[Problem requirements]
Return a word-for-word copy of the complete listing below.
════════════════
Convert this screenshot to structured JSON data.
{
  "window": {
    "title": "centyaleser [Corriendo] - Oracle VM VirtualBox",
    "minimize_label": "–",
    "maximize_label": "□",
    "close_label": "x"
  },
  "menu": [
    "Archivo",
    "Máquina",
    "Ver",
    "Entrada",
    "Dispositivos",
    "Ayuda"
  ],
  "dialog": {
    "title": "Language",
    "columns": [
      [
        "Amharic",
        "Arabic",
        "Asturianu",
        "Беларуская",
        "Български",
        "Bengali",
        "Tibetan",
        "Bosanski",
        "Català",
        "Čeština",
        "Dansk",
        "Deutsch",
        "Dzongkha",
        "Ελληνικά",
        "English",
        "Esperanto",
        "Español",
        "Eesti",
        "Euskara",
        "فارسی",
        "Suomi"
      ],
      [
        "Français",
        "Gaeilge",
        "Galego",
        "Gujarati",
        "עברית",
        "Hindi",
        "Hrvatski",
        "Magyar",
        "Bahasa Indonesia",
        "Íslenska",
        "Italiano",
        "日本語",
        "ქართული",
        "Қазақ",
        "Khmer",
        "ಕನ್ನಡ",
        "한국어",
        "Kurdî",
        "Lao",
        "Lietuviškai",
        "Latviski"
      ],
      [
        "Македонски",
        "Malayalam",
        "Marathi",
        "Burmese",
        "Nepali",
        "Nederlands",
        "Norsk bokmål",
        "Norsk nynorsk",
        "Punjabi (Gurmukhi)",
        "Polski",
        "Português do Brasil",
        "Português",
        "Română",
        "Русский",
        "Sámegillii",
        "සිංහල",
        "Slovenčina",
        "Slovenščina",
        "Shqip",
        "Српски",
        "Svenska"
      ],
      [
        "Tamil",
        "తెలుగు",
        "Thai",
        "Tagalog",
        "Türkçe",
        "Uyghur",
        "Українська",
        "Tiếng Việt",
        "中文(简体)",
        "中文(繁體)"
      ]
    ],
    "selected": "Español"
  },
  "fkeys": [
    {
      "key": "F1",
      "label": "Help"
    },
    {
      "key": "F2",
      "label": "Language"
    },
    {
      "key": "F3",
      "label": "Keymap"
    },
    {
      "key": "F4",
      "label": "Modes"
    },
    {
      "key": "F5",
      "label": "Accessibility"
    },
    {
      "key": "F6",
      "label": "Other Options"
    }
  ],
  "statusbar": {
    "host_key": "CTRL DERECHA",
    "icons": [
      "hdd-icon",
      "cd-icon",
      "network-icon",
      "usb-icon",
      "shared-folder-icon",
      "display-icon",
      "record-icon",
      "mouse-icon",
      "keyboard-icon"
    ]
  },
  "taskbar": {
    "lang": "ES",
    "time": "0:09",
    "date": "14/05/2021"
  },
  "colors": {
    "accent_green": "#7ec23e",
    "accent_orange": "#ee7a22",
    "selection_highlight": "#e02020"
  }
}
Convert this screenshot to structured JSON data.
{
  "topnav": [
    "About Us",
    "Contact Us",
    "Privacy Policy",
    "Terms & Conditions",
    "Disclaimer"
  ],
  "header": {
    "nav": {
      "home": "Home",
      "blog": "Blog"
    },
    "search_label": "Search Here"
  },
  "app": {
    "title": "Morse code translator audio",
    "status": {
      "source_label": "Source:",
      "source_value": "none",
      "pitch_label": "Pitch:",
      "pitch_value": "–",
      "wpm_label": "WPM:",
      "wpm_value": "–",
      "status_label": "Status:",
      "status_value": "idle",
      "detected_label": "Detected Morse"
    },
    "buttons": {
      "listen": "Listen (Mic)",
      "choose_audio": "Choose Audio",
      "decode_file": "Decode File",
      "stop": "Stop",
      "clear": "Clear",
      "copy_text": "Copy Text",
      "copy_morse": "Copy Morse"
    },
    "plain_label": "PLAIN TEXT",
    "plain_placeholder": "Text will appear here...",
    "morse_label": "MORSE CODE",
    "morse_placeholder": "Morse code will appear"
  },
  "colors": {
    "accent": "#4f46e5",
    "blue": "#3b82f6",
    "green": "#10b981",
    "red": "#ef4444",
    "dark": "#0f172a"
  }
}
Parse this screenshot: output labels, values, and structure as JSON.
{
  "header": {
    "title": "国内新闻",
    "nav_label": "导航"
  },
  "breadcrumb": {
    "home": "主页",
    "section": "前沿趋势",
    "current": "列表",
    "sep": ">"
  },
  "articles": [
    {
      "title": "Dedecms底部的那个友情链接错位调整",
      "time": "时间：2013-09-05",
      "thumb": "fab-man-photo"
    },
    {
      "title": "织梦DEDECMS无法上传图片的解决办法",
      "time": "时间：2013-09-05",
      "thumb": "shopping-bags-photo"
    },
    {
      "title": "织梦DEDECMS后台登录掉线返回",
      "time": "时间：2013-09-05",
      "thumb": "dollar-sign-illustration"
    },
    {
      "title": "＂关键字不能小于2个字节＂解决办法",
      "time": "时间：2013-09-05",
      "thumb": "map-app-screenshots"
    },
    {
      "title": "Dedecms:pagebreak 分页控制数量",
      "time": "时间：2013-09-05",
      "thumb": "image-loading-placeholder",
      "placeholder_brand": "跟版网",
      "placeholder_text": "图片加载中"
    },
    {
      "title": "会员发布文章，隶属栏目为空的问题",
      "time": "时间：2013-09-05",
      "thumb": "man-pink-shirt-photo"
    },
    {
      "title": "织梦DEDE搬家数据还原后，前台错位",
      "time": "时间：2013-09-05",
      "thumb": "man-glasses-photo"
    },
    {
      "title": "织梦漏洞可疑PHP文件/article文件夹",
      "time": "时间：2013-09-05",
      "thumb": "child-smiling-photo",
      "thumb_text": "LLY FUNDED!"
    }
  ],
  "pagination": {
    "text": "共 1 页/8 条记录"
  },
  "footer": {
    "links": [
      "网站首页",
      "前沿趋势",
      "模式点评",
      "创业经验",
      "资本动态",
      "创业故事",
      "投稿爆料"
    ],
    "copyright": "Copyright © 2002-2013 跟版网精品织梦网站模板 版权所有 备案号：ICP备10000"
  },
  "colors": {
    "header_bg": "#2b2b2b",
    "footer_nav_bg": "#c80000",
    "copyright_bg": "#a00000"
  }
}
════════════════
[The answer]
Convert this screenshot to structured JSON data.
{
  "window": {
    "title": "centyaleser [Corriendo] - Oracle VM VirtualBox",
    "minimize_label": "–",
    "maximize_label": "□",
    "close_label": "x"
  },
  "menu": [
    "Archivo",
    "Máquina",
    "Ver",
    "Entrada",
    "Dispositivos",
    "Ayuda"
  ],
  "dialog": {
    "title": "Language",
    "columns": [
      [
        "Amharic",
        "Arabic",
        "Asturianu",
        "Беларуская",
        "Български",
        "Bengali",
        "Tibetan",
        "Bosanski",
        "Català",
        "Čeština",
        "Dansk",
        "Deutsch",
        "Dzongkha",
        "Ελληνικά",
        "English",
        "Esperanto",
        "Español",
        "Eesti",
        "Euskara",
        "فارسی",
        "Suomi"
      ],
      [
        "Français",
        "Gaeilge",
        "Galego",
        "Gujarati",
        "עברית",
        "Hindi",
        "Hrvatski",
        "Magyar",
        "Bahasa Indonesia",
        "Íslenska",
        "Italiano",
        "日本語",
        "ქართული",
        "Қазақ",
        "Khmer",
        "ಕನ್ನಡ",
        "한국어",
        "Kurdî",
        "Lao",
        "Lietuviškai",
        "Latviski"
      ],
      [
        "Македонски",
        "Malayalam",
        "Marathi",
        "Burmese",
        "Nepali",
        "Nederlands",
        "Norsk bokmål",
        "Norsk nynorsk",
        "Punjabi (Gurmukhi)",
        "Polski",
        "Português do Brasil",
        "Português",
        "Română",
        "Русский",
        "Sámegillii",
        "සිංහල",
        "Slovenčina",
        "Slovenščina",
        "Shqip",
        "Српски",
        "Svenska"
      ],
      [
        "Tamil",
        "తెలుగు",
        "Thai",
        "Tagalog",
        "Türkçe",
        "Uyghur",
        "Українська",
        "Tiếng Việt",
        "中文(简体)",
        "中文(繁體)"
      ]
    ],
    "selected": "Español"
  },
  "fkeys": [
    {
      "key": "F1",
      "label": "Help"
    },
    {
      "key": "F2",
      "label": "Language"
    },
    {
      "key": "F3",
      "label": "Keymap"
    },
    {
      "key": "F4",
      "label": "Modes"
    },
    {
      "key": "F5",
      "label": "Accessibility"
    },
    {
      "key": "F6",
      "label": "Other Options"
    }
  ],
  "statusbar": {
    "host_key": "CTRL DERECHA",
    "icons": [
      "hdd-icon",
      "cd-icon",
      "network-icon",
      "usb-icon",
      "shared-folder-icon",
      "display-icon",
      "record-icon",
      "mouse-icon",
      "keyboard-icon"
    ]
  },
  "taskbar": {
    "lang": "ES",
    "time": "0:09",
    "date": "14/05/2021"
  },
  "colors": {
    "accent_green": "#7ec23e",
    "accent_orange": "#ee7a22",
    "selection_highlight": "#e02020"
  }
}
Convert this screenshot to structured JSON data.
{
  "topnav": [
    "About Us",
    "Contact Us",
    "Privacy Policy",
    "Terms & Conditions",
    "Disclaimer"
  ],
  "header": {
    "nav": {
      "home": "Home",
      "blog": "Blog"
    },
    "search_label": "Search Here"
  },
  "app": {
    "title": "Morse code translator audio",
    "status": {
      "source_label": "Source:",
      "source_value": "none",
      "pitch_label": "Pitch:",
      "pitch_value": "–",
      "wpm_label": "WPM:",
      "wpm_value": "–",
      "status_label": "Status:",
      "status_value": "idle",
      "detected_label": "Detected Morse"
    },
    "buttons": {
      "listen": "Listen (Mic)",
      "choose_audio": "Choose Audio",
      "decode_file": "Decode File",
      "stop": "Stop",
      "clear": "Clear",
      "copy_text": "Copy Text",
      "copy_morse": "Copy Morse"
    },
    "plain_label": "PLAIN TEXT",
    "plain_placeholder": "Text will appear here...",
    "morse_label": "MORSE CODE",
    "morse_placeholder": "Morse code will appear"
  },
  "colors": {
    "accent": "#4f46e5",
    "blue": "#3b82f6",
    "green": "#10b981",
    "red": "#ef4444",
    "dark": "#0f172a"
  }
}
Parse this screenshot: output labels, values, and structure as JSON.
{
  "header": {
    "title": "国内新闻",
    "nav_label": "导航"
  },
  "breadcrumb": {
    "home": "主页",
    "section": "前沿趋势",
    "current": "列表",
    "sep": ">"
  },
  "articles": [
    {
      "title": "Dedecms底部的那个友情链接错位调整",
      "time": "时间：2013-09-05",
      "thumb": "fab-man-photo"
    },
    {
      "title": "织梦DEDECMS无法上传图片的解决办法",
      "time": "时间：2013-09-05",
      "thumb": "shopping-bags-photo"
    },
    {
      "title": "织梦DEDECMS后台登录掉线返回",
      "time": "时间：2013-09-05",
      "thumb": "dollar-sign-illustration"
    },
    {
      "title": "＂关键字不能小于2个字节＂解决办法",
      "time": "时间：2013-09-05",
      "thumb": "map-app-screenshots"
    },
    {
      "title": "Dedecms:pagebreak 分页控制数量",
      "time": "时间：2013-09-05",
      "thumb": "image-loading-placeholder",
      "placeholder_brand": "跟版网",
      "placeholder_text": "图片加载中"
    },
    {
      "title": "会员发布文章，隶属栏目为空的问题",
      "time": "时间：2013-09-05",
      "thumb": "man-pink-shirt-photo"
    },
    {
      "title": "织梦DEDE搬家数据还原后，前台错位",
      "time": "时间：2013-09-05",
      "thumb": "man-glasses-photo"
    },
    {
      "title": "织梦漏洞可疑PHP文件/article文件夹",
      "time": "时间：2013-09-05",
      "thumb": "child-smiling-photo",
      "thumb_text": "LLY FUNDED!"
    }
  ],
  "pagination": {
    "text": "共 1 页/8 条记录"
  },
  "footer": {
    "links": [
      "网站首页",
      "前沿趋势",
      "模式点评",
      "创业经验",
      "资本动态",
      "创业故事",
      "投稿爆料"
    ],
    "copyright": "Copyright © 2002-2013 跟版网精品织梦网站模板 版权所有 备案号：ICP备10000"
  },
  "colors": {
    "header_bg": "#2b2b2b",
    "footer_nav_bg": "#c80000",
    "copyright_bg": "#a00000"
  }
}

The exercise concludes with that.